■ **What the task requires**: When a line below contains the string "save", show that line.
--- START ---
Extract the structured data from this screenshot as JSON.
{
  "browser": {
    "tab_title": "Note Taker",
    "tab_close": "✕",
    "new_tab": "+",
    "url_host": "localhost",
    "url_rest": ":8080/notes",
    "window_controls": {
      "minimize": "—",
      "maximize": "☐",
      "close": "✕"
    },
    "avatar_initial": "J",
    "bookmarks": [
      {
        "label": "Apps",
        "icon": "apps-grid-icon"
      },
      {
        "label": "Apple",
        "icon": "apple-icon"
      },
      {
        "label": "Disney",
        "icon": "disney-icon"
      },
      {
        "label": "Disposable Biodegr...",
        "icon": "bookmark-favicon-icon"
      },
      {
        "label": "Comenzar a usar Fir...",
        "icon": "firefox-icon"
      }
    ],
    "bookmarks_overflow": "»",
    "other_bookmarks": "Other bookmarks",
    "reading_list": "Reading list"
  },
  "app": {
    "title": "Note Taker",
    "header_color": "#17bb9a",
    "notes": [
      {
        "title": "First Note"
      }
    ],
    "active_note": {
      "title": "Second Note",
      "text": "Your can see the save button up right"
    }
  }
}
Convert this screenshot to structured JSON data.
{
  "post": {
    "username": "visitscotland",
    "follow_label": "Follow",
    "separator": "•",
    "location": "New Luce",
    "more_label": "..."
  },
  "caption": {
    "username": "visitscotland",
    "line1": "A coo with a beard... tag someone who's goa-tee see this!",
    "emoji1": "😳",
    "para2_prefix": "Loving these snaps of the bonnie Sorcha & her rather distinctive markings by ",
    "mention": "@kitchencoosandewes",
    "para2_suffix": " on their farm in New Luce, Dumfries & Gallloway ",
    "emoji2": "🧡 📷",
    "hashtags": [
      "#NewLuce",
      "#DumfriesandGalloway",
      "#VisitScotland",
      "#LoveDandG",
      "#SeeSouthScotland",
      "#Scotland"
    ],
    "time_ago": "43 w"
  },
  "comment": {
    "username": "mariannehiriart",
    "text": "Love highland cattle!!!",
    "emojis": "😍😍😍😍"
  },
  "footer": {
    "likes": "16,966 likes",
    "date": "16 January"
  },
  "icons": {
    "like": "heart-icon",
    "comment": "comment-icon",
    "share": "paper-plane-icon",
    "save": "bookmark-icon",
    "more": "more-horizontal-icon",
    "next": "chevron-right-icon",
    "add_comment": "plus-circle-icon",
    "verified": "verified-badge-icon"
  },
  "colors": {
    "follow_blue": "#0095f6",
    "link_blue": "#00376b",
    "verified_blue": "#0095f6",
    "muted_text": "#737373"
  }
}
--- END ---
■ **Response**:
      "text": "Your can see the save button up right"
    "save": "bookmark-icon",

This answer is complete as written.